• **HOW TO COMPLETE THIS TASK**:
Below are some records; retype all of them exactly.

• **GIVEN DATA**:
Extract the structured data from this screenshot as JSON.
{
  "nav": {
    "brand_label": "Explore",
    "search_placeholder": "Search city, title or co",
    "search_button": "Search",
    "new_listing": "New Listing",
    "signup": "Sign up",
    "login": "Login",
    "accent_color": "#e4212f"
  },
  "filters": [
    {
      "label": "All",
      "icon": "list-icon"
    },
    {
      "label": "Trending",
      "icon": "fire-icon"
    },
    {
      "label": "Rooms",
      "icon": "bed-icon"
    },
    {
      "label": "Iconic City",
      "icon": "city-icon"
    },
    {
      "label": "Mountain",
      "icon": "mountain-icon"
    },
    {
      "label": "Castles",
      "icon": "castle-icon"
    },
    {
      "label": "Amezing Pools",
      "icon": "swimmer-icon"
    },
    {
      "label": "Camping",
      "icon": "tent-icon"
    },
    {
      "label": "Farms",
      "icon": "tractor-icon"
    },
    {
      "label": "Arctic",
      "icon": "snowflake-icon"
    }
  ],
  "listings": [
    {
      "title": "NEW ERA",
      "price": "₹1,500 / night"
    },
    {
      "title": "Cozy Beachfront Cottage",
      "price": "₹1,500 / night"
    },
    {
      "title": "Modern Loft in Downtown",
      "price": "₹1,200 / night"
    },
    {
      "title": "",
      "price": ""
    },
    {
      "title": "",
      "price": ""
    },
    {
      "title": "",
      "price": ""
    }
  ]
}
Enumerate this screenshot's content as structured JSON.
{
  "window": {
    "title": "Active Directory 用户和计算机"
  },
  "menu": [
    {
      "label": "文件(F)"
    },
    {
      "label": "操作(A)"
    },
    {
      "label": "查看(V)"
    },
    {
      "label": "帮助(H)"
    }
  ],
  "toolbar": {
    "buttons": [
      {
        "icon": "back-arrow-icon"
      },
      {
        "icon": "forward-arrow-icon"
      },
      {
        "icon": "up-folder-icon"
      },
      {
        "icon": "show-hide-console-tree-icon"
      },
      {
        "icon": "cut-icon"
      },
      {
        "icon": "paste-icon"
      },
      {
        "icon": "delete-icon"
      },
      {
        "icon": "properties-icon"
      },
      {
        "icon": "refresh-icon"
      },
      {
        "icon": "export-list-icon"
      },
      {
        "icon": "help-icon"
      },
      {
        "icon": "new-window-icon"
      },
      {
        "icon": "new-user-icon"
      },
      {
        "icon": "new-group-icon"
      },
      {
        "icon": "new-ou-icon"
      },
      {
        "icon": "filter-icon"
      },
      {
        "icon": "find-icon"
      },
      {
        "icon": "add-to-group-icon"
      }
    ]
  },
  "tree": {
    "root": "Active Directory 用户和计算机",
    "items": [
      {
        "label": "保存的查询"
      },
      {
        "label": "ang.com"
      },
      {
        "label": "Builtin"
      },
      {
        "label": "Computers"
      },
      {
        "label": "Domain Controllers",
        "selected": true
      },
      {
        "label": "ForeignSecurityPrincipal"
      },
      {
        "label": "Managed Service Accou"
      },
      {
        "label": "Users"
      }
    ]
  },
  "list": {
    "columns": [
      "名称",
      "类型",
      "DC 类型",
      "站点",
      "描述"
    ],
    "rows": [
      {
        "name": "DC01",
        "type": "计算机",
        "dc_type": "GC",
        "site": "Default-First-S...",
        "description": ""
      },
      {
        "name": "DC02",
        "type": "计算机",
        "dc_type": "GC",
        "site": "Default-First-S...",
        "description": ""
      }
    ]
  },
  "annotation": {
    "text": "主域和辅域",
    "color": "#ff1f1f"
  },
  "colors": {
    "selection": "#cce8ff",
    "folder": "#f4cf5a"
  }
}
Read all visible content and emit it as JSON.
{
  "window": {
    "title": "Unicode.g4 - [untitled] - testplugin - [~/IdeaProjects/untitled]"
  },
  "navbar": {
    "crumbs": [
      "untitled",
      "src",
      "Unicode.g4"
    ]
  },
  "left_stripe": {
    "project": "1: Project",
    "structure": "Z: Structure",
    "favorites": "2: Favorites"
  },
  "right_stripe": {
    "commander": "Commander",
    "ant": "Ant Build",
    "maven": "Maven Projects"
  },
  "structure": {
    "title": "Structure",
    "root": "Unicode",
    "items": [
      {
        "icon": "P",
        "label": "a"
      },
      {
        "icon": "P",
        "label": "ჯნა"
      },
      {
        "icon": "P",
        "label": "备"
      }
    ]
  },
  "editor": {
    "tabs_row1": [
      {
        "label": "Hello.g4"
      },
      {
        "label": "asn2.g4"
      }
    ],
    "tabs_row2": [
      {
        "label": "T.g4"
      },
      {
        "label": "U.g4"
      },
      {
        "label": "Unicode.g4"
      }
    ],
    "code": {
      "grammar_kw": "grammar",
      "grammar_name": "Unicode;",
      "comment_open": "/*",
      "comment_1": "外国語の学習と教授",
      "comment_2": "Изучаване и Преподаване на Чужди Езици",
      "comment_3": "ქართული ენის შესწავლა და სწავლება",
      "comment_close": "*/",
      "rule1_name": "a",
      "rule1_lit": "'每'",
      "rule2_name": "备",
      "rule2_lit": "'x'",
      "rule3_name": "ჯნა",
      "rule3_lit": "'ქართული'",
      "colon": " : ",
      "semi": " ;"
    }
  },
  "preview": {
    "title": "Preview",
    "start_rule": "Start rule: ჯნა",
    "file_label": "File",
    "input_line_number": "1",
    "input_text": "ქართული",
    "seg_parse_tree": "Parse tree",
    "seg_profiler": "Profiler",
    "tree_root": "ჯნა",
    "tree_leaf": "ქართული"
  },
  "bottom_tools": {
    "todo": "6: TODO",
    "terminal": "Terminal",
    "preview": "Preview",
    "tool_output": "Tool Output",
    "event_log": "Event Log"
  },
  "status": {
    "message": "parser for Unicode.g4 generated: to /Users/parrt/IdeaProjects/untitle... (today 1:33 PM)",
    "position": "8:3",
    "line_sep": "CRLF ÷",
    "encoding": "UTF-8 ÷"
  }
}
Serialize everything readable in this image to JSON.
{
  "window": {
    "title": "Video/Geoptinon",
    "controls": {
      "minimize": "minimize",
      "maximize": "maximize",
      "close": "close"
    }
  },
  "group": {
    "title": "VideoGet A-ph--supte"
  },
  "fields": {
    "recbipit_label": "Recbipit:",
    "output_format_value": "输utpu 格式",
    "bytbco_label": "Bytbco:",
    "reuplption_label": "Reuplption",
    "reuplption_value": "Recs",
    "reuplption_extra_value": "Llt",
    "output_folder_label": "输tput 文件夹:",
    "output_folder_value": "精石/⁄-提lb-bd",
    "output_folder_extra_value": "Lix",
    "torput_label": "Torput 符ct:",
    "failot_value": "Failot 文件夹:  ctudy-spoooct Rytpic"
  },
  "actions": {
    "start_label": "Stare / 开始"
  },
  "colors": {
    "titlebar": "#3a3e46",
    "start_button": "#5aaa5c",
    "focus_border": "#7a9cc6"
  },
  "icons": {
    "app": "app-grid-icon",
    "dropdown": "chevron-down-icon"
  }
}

• **REPLY TO THE TASK**:
Extract the structured data from this screenshot as JSON.
{
  "nav": {
    "brand_label": "Explore",
    "search_placeholder": "Search city, title or co",
    "search_button": "Search",
    "new_listing": "New Listing",
    "signup": "Sign up",
    "login": "Login",
    "accent_color": "#e4212f"
  },
  "filters": [
    {
      "label": "All",
      "icon": "list-icon"
    },
    {
      "label": "Trending",
      "icon": "fire-icon"
    },
    {
      "label": "Rooms",
      "icon": "bed-icon"
    },
    {
      "label": "Iconic City",
      "icon": "city-icon"
    },
    {
      "label": "Mountain",
      "icon": "mountain-icon"
    },
    {
      "label": "Castles",
      "icon": "castle-icon"
    },
    {
      "label": "Amezing Pools",
      "icon": "swimmer-icon"
    },
    {
      "label": "Camping",
      "icon": "tent-icon"
    },
    {
      "label": "Farms",
      "icon": "tractor-icon"
    },
    {
      "label": "Arctic",
      "icon": "snowflake-icon"
    }
  ],
  "listings": [
    {
      "title": "NEW ERA",
      "price": "₹1,500 / night"
    },
    {
      "title": "Cozy Beachfront Cottage",
      "price": "₹1,500 / night"
    },
    {
      "title": "Modern Loft in Downtown",
      "price": "₹1,200 / night"
    },
    {
      "title": "",
      "price": ""
    },
    {
      "title": "",
      "price": ""
    },
    {
      "title": "",
      "price": ""
    }
  ]
}
Enumerate this screenshot's content as structured JSON.
{
  "window": {
    "title": "Active Directory 用户和计算机"
  },
  "menu": [
    {
      "label": "文件(F)"
    },
    {
      "label": "操作(A)"
    },
    {
      "label": "查看(V)"
    },
    {
      "label": "帮助(H)"
    }
  ],
  "toolbar": {
    "buttons": [
      {
        "icon": "back-arrow-icon"
      },
      {
        "icon": "forward-arrow-icon"
      },
      {
        "icon": "up-folder-icon"
      },
      {
        "icon": "show-hide-console-tree-icon"
      },
      {
        "icon": "cut-icon"
      },
      {
        "icon": "paste-icon"
      },
      {
        "icon": "delete-icon"
      },
      {
        "icon": "properties-icon"
      },
      {
        "icon": "refresh-icon"
      },
      {
        "icon": "export-list-icon"
      },
      {
        "icon": "help-icon"
      },
      {
        "icon": "new-window-icon"
      },
      {
        "icon": "new-user-icon"
      },
      {
        "icon": "new-group-icon"
      },
      {
        "icon": "new-ou-icon"
      },
      {
        "icon": "filter-icon"
      },
      {
        "icon": "find-icon"
      },
      {
        "icon": "add-to-group-icon"
      }
    ]
  },
  "tree": {
    "root": "Active Directory 用户和计算机",
    "items": [
      {
        "label": "保存的查询"
      },
      {
        "label": "ang.com"
      },
      {
        "label": "Builtin"
      },
      {
        "label": "Computers"
      },
      {
        "label": "Domain Controllers",
        "selected": true
      },
      {
        "label": "ForeignSecurityPrincipal"
      },
      {
        "label": "Managed Service Accou"
      },
      {
        "label": "Users"
      }
    ]
  },
  "list": {
    "columns": [
      "名称",
      "类型",
      "DC 类型",
      "站点",
      "描述"
    ],
    "rows": [
      {
        "name": "DC01",
        "type": "计算机",
        "dc_type": "GC",
        "site": "Default-First-S...",
        "description": ""
      },
      {
        "name": "DC02",
        "type": "计算机",
        "dc_type": "GC",
        "site": "Default-First-S...",
        "description": ""
      }
    ]
  },
  "annotation": {
    "text": "主域和辅域",
    "color": "#ff1f1f"
  },
  "colors": {
    "selection": "#cce8ff",
    "folder": "#f4cf5a"
  }
}
Read all visible content and emit it as JSON.
{
  "window": {
    "title": "Unicode.g4 - [untitled] - testplugin - [~/IdeaProjects/untitled]"
  },
  "navbar": {
    "crumbs": [
      "untitled",
      "src",
      "Unicode.g4"
    ]
  },
  "left_stripe": {
    "project": "1: Project",
    "structure": "Z: Structure",
    "favorites": "2: Favorites"
  },
  "right_stripe": {
    "commander": "Commander",
    "ant": "Ant Build",
    "maven": "Maven Projects"
  },
  "structure": {
    "title": "Structure",
    "root": "Unicode",
    "items": [
      {
        "icon": "P",
        "label": "a"
      },
      {
        "icon": "P",
        "label": "ჯნა"
      },
      {
        "icon": "P",
        "label": "备"
      }
    ]
  },
  "editor": {
    "tabs_row1": [
      {
        "label": "Hello.g4"
      },
      {
        "label": "asn2.g4"
      }
    ],
    "tabs_row2": [
      {
        "label": "T.g4"
      },
      {
        "label": "U.g4"
      },
      {
        "label": "Unicode.g4"
      }
    ],
    "code": {
      "grammar_kw": "grammar",
      "grammar_name": "Unicode;",
      "comment_open": "/*",
      "comment_1": "外国語の学習と教授",
      "comment_2": "Изучаване и Преподаване на Чужди Езици",
      "comment_3": "ქართული ენის შესწავლა და სწავლება",
      "comment_close": "*/",
      "rule1_name": "a",
      "rule1_lit": "'每'",
      "rule2_name": "备",
      "rule2_lit": "'x'",
      "rule3_name": "ჯნა",
      "rule3_lit": "'ქართული'",
      "colon": " : ",
      "semi": " ;"
    }
  },
  "preview": {
    "title": "Preview",
    "start_rule": "Start rule: ჯნა",
    "file_label": "File",
    "input_line_number": "1",
    "input_text": "ქართული",
    "seg_parse_tree": "Parse tree",
    "seg_profiler": "Profiler",
    "tree_root": "ჯნა",
    "tree_leaf": "ქართული"
  },
  "bottom_tools": {
    "todo": "6: TODO",
    "terminal": "Terminal",
    "preview": "Preview",
    "tool_output": "Tool Output",
    "event_log": "Event Log"
  },
  "status": {
    "message": "parser for Unicode.g4 generated: to /Users/parrt/IdeaProjects/untitle... (today 1:33 PM)",
    "position": "8:3",
    "line_sep": "CRLF ÷",
    "encoding": "UTF-8 ÷"
  }
}
Serialize everything readable in this image to JSON.
{
  "window": {
    "title": "Video/Geoptinon",
    "controls": {
      "minimize": "minimize",
      "maximize": "maximize",
      "close": "close"
    }
  },
  "group": {
    "title": "VideoGet A-ph--supte"
  },
  "fields": {
    "recbipit_label": "Recbipit:",
    "output_format_value": "输utpu 格式",
    "bytbco_label": "Bytbco:",
    "reuplption_label": "Reuplption",
    "reuplption_value": "Recs",
    "reuplption_extra_value": "Llt",
    "output_folder_label": "输tput 文件夹:",
    "output_folder_value": "精石/⁄-提lb-bd",
    "output_folder_extra_value": "Lix",
    "torput_label": "Torput 符ct:",
    "failot_value": "Failot 文件夹:  ctudy-spoooct Rytpic"
  },
  "actions": {
    "start_label": "Stare / 开始"
  },
  "colors": {
    "titlebar": "#3a3e46",
    "start_button": "#5aaa5c",
    "focus_border": "#7a9cc6"
  },
  "icons": {
    "app": "app-grid-icon",
    "dropdown": "chevron-down-icon"
  }
}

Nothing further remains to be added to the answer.